- **Work instructions**: The answer must be one number: how many lines below contain the word "JSON".

- **Dataset**:
.....

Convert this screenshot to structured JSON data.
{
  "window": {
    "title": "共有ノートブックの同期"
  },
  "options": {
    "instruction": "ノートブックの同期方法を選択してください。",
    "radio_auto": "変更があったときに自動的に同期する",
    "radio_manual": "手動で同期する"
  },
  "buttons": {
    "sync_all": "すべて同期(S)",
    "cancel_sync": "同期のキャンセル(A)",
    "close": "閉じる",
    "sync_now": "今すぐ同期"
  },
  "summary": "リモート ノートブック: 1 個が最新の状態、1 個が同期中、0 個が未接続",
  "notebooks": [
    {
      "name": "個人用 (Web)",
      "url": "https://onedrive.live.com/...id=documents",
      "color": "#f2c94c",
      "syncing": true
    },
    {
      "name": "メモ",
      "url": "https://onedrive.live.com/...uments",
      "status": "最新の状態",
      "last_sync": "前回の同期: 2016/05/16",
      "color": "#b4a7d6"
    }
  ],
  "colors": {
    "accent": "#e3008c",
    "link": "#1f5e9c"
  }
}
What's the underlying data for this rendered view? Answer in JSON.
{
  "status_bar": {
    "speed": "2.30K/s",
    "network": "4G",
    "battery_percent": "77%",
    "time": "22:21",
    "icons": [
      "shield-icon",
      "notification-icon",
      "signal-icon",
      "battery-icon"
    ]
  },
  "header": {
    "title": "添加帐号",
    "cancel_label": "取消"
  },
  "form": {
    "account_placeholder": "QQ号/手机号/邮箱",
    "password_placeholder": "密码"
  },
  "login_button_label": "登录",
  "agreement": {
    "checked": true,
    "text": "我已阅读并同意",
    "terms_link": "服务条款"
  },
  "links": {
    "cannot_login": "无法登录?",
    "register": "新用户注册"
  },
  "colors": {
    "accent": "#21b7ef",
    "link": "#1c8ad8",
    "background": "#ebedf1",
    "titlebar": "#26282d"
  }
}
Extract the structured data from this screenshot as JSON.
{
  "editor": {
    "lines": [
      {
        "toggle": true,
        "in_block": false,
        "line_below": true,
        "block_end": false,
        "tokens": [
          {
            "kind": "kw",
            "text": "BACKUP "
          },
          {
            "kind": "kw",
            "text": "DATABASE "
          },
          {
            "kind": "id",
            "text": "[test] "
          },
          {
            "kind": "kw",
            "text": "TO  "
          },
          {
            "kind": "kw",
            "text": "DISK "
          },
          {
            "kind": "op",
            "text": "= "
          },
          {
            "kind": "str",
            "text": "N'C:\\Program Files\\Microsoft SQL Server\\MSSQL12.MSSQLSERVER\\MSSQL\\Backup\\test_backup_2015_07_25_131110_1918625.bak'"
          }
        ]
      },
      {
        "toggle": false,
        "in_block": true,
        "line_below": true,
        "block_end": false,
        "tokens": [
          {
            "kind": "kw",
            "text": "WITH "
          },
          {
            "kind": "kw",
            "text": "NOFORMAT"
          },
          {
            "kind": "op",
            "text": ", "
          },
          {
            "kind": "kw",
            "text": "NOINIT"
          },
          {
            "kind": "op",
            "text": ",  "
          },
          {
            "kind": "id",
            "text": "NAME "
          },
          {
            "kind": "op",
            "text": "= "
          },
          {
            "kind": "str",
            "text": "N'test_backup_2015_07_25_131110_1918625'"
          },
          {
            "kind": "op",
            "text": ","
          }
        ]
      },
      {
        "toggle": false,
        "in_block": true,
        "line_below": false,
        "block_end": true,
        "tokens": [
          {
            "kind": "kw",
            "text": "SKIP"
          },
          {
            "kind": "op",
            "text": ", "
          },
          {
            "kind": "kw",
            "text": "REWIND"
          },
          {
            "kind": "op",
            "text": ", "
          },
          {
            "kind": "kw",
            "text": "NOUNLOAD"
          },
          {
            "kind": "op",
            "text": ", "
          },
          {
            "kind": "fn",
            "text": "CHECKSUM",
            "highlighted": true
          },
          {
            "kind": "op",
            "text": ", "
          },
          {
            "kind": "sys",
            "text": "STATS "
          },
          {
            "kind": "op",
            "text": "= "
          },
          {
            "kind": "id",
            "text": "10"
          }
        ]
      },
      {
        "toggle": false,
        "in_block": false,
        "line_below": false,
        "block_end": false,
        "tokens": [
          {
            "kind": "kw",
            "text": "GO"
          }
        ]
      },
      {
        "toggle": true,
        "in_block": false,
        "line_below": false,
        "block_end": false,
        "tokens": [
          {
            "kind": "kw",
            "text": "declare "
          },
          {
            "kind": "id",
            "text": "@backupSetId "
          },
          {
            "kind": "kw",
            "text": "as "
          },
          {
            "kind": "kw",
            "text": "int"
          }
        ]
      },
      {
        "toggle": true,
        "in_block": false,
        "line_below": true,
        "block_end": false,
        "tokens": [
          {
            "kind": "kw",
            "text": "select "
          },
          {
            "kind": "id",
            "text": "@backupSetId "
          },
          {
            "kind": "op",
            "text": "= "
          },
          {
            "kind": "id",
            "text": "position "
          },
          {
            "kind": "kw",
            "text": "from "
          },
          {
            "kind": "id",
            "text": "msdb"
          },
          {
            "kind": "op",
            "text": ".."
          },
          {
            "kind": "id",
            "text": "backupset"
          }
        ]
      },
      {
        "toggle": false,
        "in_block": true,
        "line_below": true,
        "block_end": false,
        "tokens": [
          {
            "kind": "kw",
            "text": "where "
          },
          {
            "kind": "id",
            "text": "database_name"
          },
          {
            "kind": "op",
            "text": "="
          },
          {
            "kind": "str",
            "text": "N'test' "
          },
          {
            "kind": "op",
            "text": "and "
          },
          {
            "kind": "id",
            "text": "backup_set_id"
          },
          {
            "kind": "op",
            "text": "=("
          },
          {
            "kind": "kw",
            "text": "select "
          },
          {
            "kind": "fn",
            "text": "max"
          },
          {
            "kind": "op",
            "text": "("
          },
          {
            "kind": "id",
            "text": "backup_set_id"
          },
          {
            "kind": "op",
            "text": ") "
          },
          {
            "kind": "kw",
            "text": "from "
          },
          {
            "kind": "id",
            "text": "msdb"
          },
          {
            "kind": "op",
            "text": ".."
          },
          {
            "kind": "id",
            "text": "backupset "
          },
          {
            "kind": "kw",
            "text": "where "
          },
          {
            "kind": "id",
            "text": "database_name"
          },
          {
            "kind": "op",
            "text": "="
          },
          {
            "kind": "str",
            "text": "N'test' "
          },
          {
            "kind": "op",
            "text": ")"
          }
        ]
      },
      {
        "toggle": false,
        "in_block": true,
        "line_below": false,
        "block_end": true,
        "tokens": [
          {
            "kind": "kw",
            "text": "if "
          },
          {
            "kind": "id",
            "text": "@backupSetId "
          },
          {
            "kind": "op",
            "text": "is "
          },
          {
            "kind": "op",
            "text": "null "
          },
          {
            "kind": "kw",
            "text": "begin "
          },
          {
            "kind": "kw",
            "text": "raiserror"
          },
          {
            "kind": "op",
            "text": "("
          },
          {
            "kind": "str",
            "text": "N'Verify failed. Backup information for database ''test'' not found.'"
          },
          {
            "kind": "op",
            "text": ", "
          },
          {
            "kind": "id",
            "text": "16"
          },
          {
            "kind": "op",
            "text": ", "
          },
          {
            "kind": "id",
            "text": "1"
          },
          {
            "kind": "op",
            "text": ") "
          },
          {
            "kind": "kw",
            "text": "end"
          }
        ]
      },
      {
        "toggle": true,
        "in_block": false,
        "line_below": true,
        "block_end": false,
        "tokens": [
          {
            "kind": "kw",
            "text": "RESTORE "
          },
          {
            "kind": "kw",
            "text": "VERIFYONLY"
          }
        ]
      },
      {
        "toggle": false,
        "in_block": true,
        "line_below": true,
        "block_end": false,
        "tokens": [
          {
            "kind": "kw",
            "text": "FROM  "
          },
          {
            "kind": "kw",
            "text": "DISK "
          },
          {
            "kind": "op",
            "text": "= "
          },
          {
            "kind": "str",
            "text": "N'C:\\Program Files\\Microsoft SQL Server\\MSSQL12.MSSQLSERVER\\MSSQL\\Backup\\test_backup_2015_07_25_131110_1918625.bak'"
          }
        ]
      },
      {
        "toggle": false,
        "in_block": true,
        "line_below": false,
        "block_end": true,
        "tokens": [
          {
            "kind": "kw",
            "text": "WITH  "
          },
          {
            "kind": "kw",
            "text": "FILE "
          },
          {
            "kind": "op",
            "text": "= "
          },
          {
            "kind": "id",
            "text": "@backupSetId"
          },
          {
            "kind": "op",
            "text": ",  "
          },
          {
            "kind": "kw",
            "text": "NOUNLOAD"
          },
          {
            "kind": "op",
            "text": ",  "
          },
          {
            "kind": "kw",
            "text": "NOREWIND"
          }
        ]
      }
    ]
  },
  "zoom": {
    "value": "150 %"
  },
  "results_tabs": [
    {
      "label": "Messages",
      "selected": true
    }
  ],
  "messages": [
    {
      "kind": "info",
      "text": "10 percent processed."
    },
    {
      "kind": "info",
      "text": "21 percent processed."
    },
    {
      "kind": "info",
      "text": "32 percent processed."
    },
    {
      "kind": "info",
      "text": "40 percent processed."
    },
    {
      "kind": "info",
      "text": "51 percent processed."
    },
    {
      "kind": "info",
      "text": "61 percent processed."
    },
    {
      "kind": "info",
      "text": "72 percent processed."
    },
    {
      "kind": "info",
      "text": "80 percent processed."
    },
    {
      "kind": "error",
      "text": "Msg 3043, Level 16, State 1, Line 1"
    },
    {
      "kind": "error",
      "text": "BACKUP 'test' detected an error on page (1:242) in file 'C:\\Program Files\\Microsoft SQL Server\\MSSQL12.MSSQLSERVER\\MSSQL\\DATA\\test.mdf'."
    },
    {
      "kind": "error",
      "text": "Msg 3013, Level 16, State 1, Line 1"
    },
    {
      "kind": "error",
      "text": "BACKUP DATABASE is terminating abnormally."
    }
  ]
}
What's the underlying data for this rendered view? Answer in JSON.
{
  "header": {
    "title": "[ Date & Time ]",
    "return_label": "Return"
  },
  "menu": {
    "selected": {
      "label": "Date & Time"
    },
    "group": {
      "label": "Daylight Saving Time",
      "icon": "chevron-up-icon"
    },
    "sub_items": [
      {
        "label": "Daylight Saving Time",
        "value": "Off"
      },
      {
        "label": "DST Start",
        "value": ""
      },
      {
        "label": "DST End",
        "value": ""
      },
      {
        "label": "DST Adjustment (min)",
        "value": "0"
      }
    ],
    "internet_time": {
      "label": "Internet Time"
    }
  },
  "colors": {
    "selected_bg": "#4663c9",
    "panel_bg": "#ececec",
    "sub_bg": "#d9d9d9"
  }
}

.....

- **Exercise solution**: 4